Although $125 million has already been spent on the Common Core teacher-training sessions and Common Core leaders, public schools in New York City have yet to adapt their curricula to the new standards. In fact, much of the material that is presented to students on tests has not been taught yet. How can any fruitful and meaningful results arise from these tests if the students are unaware of the material presented to them?
In defense of the new tests and their implementation at this time, Merryl Tisch, chancellor of the State Board of Regents, says that most New York high school graduates are unprepared for college-level work, and that the state could not wait any longer. Certainly, it makes sense for New York and other states to move toward a more rigorous academic curriculum and testing measures for their students. It is a crucial problem that students who graduate from high school in New York still feel unprepared when they reach college. However, it is nonsensical to implement tests that are more rigorous than the current curriculum. The two must converge, not diverge. Until they become aligned, there is little hope that students will perform well on these tests.
A subsequent issue is the significance of the score, not only to administrators but also to students. The scores that students receive on these tests could determine where they go to middle or high school in 2014. Students are stressed, and rightfully so, about their scores and, ultimately, their futures. As a result, parents are now asking principals to postpone science fairs because they add too much additional pressure to their childrens’ lives. This situation cannot be healthy.
At the end of the day, it is important to take a step back and consider why all of these changes are occurring. Undoubtedly, students are supposed to benefit, but they are missing out on science fairs because they are spending weekends at study sessions and doing yoga to relax. There is something terribly wrong with this situation. The state needs to think long and hard about how they can benefit their children in the long run without hurting them in the short run. Right now they are doing the exact opposite.

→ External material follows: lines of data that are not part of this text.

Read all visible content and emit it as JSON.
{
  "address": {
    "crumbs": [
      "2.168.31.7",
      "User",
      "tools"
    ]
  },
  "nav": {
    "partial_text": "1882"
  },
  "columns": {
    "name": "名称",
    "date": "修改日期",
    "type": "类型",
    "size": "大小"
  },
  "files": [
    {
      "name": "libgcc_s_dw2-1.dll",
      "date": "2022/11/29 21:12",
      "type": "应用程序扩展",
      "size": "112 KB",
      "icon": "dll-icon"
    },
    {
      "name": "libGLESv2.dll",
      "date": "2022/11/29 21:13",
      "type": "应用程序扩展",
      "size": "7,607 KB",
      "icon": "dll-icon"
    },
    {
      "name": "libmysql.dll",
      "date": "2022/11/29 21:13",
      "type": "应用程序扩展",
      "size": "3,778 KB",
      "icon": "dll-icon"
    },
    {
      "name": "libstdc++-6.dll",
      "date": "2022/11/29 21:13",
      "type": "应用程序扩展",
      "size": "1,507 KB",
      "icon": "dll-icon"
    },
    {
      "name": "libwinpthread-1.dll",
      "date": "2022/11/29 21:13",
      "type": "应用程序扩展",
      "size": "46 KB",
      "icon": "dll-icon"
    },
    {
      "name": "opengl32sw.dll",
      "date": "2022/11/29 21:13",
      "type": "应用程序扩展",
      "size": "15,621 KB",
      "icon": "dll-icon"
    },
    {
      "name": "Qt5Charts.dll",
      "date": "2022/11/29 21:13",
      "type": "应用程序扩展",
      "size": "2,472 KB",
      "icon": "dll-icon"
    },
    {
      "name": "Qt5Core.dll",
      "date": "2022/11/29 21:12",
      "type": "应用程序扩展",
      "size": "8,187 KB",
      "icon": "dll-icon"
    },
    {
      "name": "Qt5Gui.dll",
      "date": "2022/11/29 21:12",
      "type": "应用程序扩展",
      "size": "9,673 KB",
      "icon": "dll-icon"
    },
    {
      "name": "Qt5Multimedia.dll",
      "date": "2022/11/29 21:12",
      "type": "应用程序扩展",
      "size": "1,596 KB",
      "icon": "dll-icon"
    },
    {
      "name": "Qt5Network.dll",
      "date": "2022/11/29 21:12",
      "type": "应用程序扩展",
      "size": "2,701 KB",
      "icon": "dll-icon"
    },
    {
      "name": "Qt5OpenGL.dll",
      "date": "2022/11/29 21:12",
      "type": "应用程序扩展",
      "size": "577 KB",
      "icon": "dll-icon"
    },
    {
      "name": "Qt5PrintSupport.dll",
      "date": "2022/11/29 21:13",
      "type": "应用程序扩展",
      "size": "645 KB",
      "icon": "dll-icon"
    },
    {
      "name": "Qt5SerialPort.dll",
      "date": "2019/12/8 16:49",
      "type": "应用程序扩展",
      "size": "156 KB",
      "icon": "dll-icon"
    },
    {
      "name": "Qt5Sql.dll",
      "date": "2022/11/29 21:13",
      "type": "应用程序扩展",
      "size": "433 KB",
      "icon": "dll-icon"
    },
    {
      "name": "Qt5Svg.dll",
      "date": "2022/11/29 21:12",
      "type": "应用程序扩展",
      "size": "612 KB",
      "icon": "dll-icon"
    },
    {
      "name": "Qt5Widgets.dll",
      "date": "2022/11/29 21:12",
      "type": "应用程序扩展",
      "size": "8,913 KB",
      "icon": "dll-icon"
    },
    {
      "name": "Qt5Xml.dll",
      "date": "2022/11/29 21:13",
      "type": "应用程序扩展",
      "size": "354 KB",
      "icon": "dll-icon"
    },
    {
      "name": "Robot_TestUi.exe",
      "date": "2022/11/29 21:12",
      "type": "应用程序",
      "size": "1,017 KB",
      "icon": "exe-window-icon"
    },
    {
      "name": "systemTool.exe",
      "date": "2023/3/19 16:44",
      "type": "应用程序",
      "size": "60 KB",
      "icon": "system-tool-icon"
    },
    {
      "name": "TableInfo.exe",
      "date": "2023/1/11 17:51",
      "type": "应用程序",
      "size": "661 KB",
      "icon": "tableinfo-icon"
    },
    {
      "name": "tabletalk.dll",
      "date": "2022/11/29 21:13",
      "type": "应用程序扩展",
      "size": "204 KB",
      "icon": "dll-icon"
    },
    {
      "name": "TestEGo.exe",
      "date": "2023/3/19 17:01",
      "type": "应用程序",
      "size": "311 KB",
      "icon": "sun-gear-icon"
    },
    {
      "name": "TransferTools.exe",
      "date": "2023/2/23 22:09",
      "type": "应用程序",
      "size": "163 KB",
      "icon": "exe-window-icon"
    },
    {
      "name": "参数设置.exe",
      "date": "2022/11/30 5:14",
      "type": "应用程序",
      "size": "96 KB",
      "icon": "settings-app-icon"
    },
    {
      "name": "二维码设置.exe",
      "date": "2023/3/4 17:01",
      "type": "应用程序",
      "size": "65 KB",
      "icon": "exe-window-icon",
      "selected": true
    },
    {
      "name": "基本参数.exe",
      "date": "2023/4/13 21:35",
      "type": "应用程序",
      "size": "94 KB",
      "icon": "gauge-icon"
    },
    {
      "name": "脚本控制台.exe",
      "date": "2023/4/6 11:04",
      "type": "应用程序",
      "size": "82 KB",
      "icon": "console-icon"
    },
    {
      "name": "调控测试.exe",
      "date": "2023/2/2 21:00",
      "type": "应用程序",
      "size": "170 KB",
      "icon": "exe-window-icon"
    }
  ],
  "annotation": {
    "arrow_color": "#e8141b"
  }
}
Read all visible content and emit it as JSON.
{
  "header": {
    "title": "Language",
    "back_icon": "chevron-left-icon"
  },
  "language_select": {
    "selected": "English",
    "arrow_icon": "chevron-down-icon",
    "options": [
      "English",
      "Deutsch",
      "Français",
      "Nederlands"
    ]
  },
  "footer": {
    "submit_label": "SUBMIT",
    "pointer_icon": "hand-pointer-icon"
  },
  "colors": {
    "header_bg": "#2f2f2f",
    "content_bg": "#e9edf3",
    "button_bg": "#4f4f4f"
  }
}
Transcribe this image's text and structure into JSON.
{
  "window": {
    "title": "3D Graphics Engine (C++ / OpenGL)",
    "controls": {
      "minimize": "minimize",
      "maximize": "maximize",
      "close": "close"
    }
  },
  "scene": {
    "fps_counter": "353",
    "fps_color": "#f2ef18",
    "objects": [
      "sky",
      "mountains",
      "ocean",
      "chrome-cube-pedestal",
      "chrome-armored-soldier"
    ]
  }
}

A version of this article appeared in the Apr. 23 print edition. Brittany Sherman is a staff columnist. Email her at [email protected]